Work out how many lines in the records include the word "public", then answer with nothing but that number.

··· Provided records

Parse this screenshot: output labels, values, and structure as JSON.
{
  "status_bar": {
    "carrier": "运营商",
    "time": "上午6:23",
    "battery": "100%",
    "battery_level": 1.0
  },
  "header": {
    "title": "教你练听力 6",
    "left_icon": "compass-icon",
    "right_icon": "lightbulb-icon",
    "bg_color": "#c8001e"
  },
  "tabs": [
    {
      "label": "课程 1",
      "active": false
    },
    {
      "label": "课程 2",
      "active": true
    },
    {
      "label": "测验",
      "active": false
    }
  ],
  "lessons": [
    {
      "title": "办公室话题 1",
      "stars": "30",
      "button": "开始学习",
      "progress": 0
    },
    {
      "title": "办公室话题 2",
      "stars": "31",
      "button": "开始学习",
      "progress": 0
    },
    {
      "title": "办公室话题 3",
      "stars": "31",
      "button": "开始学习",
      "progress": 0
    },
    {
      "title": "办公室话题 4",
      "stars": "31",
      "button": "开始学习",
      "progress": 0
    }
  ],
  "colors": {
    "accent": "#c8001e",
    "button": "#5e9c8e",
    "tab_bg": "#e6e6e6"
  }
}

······
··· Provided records

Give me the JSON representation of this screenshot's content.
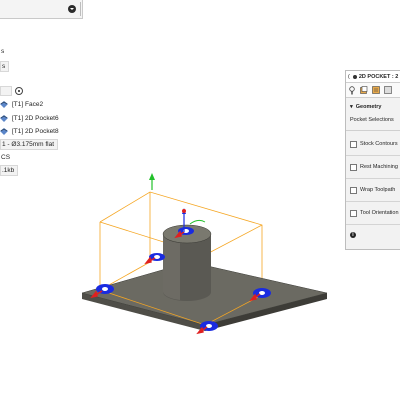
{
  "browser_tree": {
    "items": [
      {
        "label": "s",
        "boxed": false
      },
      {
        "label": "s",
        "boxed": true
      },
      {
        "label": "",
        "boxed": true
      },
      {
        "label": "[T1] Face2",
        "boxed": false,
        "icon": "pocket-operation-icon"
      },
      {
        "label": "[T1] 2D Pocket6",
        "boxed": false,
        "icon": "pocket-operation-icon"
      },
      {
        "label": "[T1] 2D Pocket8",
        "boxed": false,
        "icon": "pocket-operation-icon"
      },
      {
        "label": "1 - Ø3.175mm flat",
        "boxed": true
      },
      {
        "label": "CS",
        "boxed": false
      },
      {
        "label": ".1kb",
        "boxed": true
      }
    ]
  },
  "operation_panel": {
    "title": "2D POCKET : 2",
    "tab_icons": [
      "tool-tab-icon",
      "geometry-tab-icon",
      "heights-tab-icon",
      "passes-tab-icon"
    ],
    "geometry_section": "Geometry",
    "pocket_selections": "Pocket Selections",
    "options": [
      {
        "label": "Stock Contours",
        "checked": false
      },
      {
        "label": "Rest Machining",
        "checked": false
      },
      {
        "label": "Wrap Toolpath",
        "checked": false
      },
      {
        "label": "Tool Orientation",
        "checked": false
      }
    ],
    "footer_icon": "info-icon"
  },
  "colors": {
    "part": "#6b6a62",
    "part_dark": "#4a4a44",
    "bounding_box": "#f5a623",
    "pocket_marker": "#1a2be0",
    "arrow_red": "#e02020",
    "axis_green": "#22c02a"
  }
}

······
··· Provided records

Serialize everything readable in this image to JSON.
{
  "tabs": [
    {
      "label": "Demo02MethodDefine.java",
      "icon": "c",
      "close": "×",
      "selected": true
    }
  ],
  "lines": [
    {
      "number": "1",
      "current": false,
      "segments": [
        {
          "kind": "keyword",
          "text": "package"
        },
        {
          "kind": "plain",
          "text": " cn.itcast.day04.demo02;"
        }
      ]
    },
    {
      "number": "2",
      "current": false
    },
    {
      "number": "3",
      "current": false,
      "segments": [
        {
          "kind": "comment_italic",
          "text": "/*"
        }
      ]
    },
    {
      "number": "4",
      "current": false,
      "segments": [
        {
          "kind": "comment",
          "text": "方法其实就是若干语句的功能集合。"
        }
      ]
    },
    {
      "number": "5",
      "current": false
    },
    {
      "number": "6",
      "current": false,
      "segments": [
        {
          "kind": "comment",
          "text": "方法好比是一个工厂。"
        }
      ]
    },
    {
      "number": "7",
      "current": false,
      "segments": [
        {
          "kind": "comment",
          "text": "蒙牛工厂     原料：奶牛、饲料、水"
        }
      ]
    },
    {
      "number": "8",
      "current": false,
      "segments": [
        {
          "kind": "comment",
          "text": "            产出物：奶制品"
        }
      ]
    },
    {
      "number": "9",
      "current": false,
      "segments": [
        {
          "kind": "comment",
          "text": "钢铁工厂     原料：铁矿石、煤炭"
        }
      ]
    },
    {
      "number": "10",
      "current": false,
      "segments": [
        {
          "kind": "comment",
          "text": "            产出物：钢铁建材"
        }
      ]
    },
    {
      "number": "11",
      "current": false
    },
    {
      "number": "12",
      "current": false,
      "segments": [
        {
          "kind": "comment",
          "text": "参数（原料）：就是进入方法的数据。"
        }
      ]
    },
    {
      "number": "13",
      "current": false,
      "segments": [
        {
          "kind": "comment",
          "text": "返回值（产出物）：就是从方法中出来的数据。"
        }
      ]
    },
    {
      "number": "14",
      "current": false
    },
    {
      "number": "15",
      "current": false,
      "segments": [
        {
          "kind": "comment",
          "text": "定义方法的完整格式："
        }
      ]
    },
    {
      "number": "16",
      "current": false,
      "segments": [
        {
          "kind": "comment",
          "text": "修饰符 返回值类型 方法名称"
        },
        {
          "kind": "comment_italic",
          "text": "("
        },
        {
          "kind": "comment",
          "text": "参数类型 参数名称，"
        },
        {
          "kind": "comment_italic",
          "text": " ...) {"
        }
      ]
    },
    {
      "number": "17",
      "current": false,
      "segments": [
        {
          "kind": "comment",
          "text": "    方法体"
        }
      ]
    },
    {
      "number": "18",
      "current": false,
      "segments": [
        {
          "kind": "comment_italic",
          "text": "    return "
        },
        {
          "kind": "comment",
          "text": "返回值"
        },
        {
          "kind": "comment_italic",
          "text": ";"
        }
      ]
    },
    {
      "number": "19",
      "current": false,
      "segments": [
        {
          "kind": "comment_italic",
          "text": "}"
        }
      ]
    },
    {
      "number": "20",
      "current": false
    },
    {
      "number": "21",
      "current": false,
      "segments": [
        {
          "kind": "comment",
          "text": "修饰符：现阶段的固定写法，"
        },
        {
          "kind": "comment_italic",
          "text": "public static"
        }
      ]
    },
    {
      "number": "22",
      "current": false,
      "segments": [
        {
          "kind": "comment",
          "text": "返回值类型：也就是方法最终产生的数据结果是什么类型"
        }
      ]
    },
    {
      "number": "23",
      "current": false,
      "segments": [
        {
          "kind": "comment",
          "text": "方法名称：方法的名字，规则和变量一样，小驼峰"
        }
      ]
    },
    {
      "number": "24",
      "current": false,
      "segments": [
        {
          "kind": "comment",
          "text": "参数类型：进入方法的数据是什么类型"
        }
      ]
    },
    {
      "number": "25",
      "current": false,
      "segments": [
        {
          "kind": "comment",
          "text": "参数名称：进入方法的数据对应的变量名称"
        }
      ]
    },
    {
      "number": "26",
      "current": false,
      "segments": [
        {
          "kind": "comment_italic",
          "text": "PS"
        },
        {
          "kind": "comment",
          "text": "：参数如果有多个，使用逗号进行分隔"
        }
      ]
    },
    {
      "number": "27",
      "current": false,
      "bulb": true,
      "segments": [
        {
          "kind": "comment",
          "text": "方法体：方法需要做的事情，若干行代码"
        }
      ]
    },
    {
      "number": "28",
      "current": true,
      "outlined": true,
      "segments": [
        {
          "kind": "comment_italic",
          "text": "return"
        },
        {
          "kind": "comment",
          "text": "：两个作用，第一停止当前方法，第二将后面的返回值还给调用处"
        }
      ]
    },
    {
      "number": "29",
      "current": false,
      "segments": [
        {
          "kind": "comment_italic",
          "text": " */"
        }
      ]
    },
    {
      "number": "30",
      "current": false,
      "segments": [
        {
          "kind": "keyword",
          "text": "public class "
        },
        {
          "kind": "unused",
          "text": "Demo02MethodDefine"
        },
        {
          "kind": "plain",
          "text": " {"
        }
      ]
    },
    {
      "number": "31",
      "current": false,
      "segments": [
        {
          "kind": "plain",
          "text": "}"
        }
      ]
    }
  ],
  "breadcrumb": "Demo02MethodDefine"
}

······

> _Worked solution_:
2